The only difference between scheduling choices and data acqusition choices is that the first ones are handled internally by the JVM (more specifically: used by the SystemState to determine the next Thread to execute), and the data acqusition is handled in the bottom half of an Instruction.execute(), native method, or Listener callback method (in which case it has to acquire the current ChoiceGenerator from the SystemState, and then explicitly call ChoiceGenerator.getNextChoice() to obtain the choice value). For a real example, look at the JPF.gov_nasa_jpf_jvm_Verify.getBoolean() implementation.

As an implementation detail, creation of SchedulingPoints are delegated to a SchedulerFactory object, which encalsulates a scheduling policy by providing a consistent set of ThreadChoiceGenerators for the fixed number of instructions that are scheduling relevant (monitor_enter, synchronized method calls, Object.wait() etc.). Clients of this SchedulerFactory therefore have to be aware of that the policy object might not return a new ChoiceGenerator, in which case the client directly proceeds with the bottom half execution, and does not break the current Transition.

The standard classes and interfaces for the ChoiceGenerator mechanism can be found in package gov.nasa.jpf.jvm, and include:

Concrete implementations can be found in package gov.nasa.jpf.jvm.choice, and include classes like:

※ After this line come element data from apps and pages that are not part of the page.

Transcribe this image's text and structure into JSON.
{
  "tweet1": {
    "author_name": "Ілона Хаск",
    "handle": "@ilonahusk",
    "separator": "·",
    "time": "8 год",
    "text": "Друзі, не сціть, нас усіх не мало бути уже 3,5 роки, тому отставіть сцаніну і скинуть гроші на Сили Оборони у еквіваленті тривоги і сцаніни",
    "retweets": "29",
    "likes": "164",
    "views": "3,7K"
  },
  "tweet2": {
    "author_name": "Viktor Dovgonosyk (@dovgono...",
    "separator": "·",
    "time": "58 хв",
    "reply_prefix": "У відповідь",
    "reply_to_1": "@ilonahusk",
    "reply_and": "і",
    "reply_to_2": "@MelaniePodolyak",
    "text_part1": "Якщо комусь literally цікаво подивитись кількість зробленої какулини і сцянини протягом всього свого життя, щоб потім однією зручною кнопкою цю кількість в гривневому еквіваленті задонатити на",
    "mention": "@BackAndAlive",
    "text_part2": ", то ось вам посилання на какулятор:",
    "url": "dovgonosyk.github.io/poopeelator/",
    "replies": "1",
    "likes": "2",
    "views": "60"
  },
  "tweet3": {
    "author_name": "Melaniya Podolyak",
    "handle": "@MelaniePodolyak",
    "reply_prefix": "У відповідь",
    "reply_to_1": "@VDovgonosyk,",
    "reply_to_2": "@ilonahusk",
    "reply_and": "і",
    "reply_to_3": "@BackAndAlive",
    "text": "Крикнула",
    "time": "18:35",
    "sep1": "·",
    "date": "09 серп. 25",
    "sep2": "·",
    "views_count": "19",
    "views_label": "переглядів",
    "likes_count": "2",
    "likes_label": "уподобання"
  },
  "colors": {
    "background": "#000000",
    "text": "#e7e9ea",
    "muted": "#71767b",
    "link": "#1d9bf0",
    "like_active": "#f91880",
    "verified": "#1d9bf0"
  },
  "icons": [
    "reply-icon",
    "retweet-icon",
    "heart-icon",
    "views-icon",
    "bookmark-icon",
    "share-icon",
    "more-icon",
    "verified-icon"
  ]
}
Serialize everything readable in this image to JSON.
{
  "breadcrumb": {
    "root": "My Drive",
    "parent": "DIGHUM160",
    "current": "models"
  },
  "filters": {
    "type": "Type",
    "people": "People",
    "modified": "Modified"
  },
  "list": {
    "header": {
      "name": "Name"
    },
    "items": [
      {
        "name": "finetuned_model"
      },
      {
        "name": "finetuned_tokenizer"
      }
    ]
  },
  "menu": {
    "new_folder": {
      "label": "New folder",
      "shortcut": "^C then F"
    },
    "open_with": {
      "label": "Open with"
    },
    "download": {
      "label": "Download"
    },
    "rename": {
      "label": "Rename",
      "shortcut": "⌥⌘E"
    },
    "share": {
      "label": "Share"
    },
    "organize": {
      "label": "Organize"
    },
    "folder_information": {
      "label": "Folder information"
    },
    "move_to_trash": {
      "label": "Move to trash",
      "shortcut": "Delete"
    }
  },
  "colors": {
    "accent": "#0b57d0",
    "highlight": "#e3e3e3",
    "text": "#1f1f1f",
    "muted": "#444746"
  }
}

As the number of useful generic heuristics increases, we expect this package to be populated and changed.